If you own a telescope, don't forget to also look out for Jupiter's four largest moons: Io, Europa, Ganymede and Callisto. As the moons dance around Jupiter, their positions every night will differ, but these natural satellites have been known to put on a celestial show for lucky skywatchers.

You simply can’t miss these two brilliant beauties. Venus and Jupiter rank as the third-brightest and fourth-brightest celestial bodies, respectively, after the sun and moon.
https://earthsky.org/tonight?offset=1

Clips, images credit: NASA/JPL. ESA/HUBBLE & ESO

Music credit: YouTube Audio Library
Commenting is disabled for this post.

Post has attachment
Two 'Mini Suns' in the Morning Sky - Venus and Jupiter Put on a Celestial Show

If you happen to see two intensely bright "stars" in the morning sky, you are probably looking at a pair of dazzling planets. On January 22, 2019, look at southeast to see the conjunction of the planets Venus and Jupiter in the predawn/dawn sky.
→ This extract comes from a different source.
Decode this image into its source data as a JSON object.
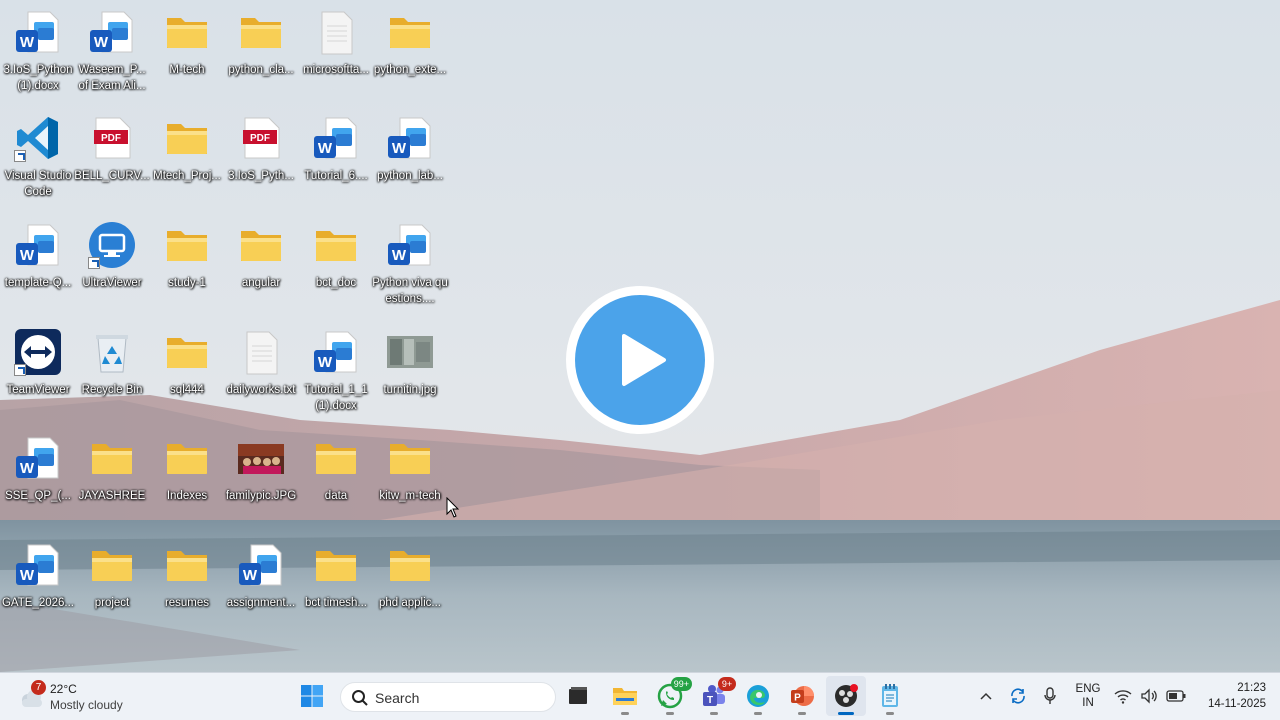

The two planets shIne brightly together like beacons or like two 'mini suns' as a friend from Hawaii says.

Venus and Jupiter are two of the brightest planets in the night sky, making them relatively easy to find because they should appear much more luminous than any stars. If you have clear skies overhead, you should be able to spot these eye-catching worlds with your naked eye.

If you own a telescope, don't forget to also look out for Jupiter's four largest moons: Io, Europa, Ganymede and Callisto. As the moons dance around Jupiter, their positions every night will differ, but these natural satellites have been known to put on a celestial show for lucky skywatchers.

You simply can’t miss these two brilliant beauties. Venus and Jupiter rank as the third-brightest and fourth-brightest celestial bodies, respectively, after the sun and moon.
https://earthsky.org/tonight?offset=1

Clips, images credit: NASA/JPL. ESA/HUBBLE & ESO

Music credit: YouTube Audio Library
Commenting is disabled for this post.

Post has attachment
Two 'Mini Suns' in the Morning Sky - Venus and Jupiter Put on a Celestial Show

If you happen to see two intensely bright "stars" in the morning sky, you are probably looking at a pair of dazzling planets. On January 22, 2019, look at southeast to see the conjunction of the planets Venus and Jupiter in the predawn/dawn sky.

The two planets shIne brightly together like beacons or like two 'mini suns' as a friend from Hawaii says.

Venus and Jupiter are two of the brightest planets in the night sky, making them relatively easy to find because they should appear much more luminous than any stars. If you have clear skies overhead, you should be able to spot these eye-catching worlds with your naked eye.

If you own a telescope, don't forget to also look out for Jupiter's four largest moons: Io, Europa, Ganymede and Callisto. As the moons dance around Jupiter, their positions every night will differ, but these natural satellites have been known to put on a celestial show for lucky skywatchers.

You simply can’t miss these two brilliant beauties. Venus and Jupiter rank as the third-brightest and fourth-brightest celestial bodies, respectively, after the sun and moon.
https://earthsky.org/tonight?offset=1

Clips, images credit: NASA/JPL. ESA/HUBBLE & ESO

Music credit: YouTube Audio Library
Add a comment...
Wait while more posts are being loaded